**Your instructions:**
Every record below is to be restated verbatim, though its images are not.

**Task data:**
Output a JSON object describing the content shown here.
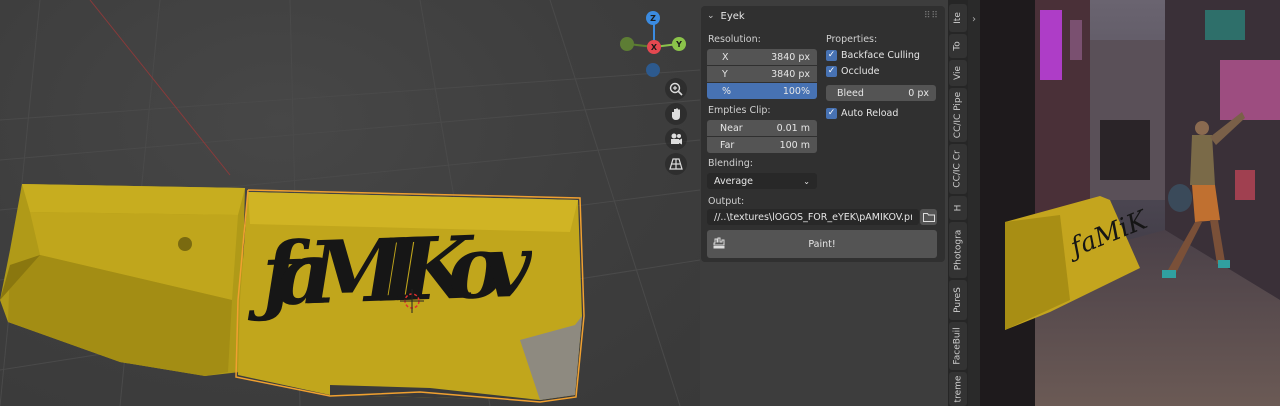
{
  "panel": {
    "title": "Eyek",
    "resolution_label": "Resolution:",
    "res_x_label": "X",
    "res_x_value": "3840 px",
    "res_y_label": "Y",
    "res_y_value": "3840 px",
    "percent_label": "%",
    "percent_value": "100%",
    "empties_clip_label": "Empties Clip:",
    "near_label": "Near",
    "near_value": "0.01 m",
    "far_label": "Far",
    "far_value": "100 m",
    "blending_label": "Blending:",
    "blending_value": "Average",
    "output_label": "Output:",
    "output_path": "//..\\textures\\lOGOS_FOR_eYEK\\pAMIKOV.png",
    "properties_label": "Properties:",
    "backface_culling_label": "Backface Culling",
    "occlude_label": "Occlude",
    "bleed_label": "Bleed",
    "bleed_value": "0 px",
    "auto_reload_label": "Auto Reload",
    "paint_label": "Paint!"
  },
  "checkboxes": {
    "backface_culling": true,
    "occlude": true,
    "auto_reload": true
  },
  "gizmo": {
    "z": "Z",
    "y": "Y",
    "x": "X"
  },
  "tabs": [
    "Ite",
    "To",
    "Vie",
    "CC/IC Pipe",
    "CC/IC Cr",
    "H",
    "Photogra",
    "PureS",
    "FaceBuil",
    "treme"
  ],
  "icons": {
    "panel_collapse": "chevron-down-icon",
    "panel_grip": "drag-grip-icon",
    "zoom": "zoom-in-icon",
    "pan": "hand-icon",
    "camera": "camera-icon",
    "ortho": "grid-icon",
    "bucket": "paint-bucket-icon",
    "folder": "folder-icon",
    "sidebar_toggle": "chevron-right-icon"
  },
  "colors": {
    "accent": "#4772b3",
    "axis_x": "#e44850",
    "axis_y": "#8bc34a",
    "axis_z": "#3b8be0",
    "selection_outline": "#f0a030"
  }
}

**Output for this task:**
Output a JSON object describing the content shown here.
{
  "panel": {
    "title": "Eyek",
    "resolution_label": "Resolution:",
    "res_x_label": "X",
    "res_x_value": "3840 px",
    "res_y_label": "Y",
    "res_y_value": "3840 px",
    "percent_label": "%",
    "percent_value": "100%",
    "empties_clip_label": "Empties Clip:",
    "near_label": "Near",
    "near_value": "0.01 m",
    "far_label": "Far",
    "far_value": "100 m",
    "blending_label": "Blending:",
    "blending_value": "Average",
    "output_label": "Output:",
    "output_path": "//..\\textures\\lOGOS_FOR_eYEK\\pAMIKOV.png",
    "properties_label": "Properties:",
    "backface_culling_label": "Backface Culling",
    "occlude_label": "Occlude",
    "bleed_label": "Bleed",
    "bleed_value": "0 px",
    "auto_reload_label": "Auto Reload",
    "paint_label": "Paint!"
  },
  "checkboxes": {
    "backface_culling": true,
    "occlude": true,
    "auto_reload": true
  },
  "gizmo": {
    "z": "Z",
    "y": "Y",
    "x": "X"
  },
  "tabs": [
    "Ite",
    "To",
    "Vie",
    "CC/IC Pipe",
    "CC/IC Cr",
    "H",
    "Photogra",
    "PureS",
    "FaceBuil",
    "treme"
  ],
  "icons": {
    "panel_collapse": "chevron-down-icon",
    "panel_grip": "drag-grip-icon",
    "zoom": "zoom-in-icon",
    "pan": "hand-icon",
    "camera": "camera-icon",
    "ortho": "grid-icon",
    "bucket": "paint-bucket-icon",
    "folder": "folder-icon",
    "sidebar_toggle": "chevron-right-icon"
  },
  "colors": {
    "accent": "#4772b3",
    "axis_x": "#e44850",
    "axis_y": "#8bc34a",
    "axis_z": "#3b8be0",
    "selection_outline": "#f0a030"
  }
}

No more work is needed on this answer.